In what may prove an ominous development for non-governmental activists in Kazakhstan, Russian and Kazakh officials have established a parliamentary-level mechanism to share experience on combating “the influence of foreign agents,” according to a major Russian information agency. 

Interfax reported that the bilateral information exchange was agreed upon during a meeting in Almaty of the Council of the Collective Security Treaty Organization’s Parliamentary Assembly. The report went on to quote a Russian MP, Vasily Piskarev, as saying the new mechanism would establish a regular channel to “exchange legal norms regarding the protection of sovereignty, in particular, countering foreign interference and countering the influence of foreign agents in internal politics.” 

Piskarev, who heads a State Duma commission to identify and root out instances of foreign meddling in Russia’s internal affairs, indicated the information exchange would be open to other CSTO members. 

The news is putting members of Kazakhstan’s non-governmental sector on alert. Many are wary that such an information exchange could be a precursor to the introduction of ‘foreign agents’-style legislation in Kazakhstan. Ostensibly, such rules are designed to enhance disclosure requirements for entities, mainly non-profits and media outlets, that receive a substantial share of foreign funding. But prior experience has shown that provisions are also crafted in ways to give governments the ability to muzzle organizations that conduct activities or hold public policy positions that don’t coincide with authorities’ political preferences. 

The Kremlin, for example, has used ‘foreign agents’ legislation as an instrument of repression, snuffing out all forms of internal dissent. Kyrgyzstan and Georgia have adopted Russian-style ‘foreign agents’ laws this year.  

In Kazakhstan, concern is mounting not only about a possible foreign agents bill, but also about media freedom. The Kazakh Senate approved a media law in early June containing wording that could enhance the government’s ability to restrict independent journalists and outlets via a revamped accreditation process. The media bill earlier received approval from the lower house of parliament. 

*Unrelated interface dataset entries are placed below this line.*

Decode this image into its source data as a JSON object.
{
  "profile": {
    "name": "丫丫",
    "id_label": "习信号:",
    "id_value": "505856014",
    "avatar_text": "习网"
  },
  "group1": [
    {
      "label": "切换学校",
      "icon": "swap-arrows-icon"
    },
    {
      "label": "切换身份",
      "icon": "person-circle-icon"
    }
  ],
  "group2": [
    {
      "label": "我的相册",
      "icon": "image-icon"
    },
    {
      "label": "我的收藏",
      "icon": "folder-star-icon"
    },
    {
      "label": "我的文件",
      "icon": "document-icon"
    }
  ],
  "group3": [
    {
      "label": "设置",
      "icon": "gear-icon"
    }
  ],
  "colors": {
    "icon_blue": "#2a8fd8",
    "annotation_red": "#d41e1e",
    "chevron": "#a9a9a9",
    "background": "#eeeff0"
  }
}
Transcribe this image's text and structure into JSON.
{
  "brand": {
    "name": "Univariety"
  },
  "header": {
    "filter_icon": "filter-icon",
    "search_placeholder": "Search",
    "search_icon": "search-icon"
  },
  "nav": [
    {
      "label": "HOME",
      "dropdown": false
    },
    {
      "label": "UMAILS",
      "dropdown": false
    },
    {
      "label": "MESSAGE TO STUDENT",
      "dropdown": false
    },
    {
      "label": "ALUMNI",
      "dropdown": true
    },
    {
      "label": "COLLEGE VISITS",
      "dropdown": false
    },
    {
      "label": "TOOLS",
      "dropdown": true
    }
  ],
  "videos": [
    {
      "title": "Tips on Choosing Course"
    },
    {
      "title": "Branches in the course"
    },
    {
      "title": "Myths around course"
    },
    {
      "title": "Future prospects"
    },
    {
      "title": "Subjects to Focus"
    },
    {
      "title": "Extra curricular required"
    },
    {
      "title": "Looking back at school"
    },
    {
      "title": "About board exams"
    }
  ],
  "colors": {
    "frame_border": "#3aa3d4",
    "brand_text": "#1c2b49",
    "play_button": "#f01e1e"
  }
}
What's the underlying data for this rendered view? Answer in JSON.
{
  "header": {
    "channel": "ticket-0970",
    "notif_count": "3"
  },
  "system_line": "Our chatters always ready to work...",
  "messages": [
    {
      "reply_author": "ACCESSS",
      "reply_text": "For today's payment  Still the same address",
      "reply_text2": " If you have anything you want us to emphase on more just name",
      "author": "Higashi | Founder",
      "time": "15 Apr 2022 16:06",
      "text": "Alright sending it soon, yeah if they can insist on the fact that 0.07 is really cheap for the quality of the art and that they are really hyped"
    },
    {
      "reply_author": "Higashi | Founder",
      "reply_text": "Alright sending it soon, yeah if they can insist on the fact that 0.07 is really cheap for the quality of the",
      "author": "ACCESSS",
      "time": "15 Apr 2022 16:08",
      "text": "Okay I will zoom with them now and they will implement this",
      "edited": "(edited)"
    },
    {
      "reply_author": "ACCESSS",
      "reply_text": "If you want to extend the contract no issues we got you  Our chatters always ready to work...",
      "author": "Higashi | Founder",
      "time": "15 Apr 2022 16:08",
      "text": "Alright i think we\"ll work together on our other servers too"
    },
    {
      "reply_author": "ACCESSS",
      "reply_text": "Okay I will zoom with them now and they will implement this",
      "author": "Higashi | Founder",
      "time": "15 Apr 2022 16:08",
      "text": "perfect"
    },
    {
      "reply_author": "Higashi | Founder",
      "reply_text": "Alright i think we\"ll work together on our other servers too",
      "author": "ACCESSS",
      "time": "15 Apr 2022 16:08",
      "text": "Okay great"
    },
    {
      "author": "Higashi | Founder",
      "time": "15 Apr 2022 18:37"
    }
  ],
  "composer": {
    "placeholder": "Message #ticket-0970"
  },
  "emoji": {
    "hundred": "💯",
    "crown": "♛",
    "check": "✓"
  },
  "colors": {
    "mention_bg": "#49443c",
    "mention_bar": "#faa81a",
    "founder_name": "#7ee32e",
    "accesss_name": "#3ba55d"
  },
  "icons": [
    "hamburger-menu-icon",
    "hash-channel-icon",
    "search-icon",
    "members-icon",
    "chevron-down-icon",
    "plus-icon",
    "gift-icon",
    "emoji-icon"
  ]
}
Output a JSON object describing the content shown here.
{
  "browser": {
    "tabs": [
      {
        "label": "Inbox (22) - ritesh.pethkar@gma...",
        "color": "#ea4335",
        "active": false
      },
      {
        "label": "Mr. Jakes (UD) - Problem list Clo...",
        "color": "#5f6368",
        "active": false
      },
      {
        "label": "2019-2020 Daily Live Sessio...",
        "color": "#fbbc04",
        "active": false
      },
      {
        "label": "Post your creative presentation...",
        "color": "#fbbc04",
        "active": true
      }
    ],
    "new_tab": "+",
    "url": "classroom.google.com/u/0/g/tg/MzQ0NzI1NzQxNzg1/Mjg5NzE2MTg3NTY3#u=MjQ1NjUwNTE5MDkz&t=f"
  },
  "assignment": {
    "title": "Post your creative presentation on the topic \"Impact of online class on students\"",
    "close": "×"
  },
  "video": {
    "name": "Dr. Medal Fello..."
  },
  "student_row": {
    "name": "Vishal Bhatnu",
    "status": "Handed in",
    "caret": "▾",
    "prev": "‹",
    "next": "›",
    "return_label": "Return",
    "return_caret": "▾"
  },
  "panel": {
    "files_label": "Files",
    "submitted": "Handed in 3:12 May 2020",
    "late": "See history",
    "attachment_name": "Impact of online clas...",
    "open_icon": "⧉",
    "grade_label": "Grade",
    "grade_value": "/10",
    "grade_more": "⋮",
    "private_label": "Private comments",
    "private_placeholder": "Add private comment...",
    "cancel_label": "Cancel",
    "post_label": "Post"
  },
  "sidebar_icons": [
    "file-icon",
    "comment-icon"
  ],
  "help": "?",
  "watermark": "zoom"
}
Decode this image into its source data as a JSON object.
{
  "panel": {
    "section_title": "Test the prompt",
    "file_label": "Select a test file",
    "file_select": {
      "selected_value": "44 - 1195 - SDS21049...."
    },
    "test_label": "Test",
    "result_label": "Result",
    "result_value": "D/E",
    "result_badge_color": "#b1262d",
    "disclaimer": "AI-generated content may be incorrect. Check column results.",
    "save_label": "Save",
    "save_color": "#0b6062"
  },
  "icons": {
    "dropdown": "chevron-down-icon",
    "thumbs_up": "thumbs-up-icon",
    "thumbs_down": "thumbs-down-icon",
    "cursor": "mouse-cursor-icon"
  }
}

The Commissioner for Human Rights under the President of Kazakhstan, Artur Lastaev, told the German outlet DW last fall that the issue of adopting a law on foreign agents was “not on the agenda yet.” But, he added, “What will happen tomorrow, I cannot predict.” 

In 2023, a Kazakh government agency established a registry for individuals “receiving money or property from foreign states, international and foreign organizations, foreigners and stateless persons.” But that registry, according to Lastaev, is designed solely to ensure that all taxes on such foreign income are paid. In September of 2023, the State Revenue Committee of the Ministry of Finance published a list identifying 240 individuals and entities contained in the registry. 

Source: Eurasianet – Russian and Kazakh legislators set up information exchange to study foreign influence | Eurasianet

Almaz Kumenov is an Almaty-based journalist.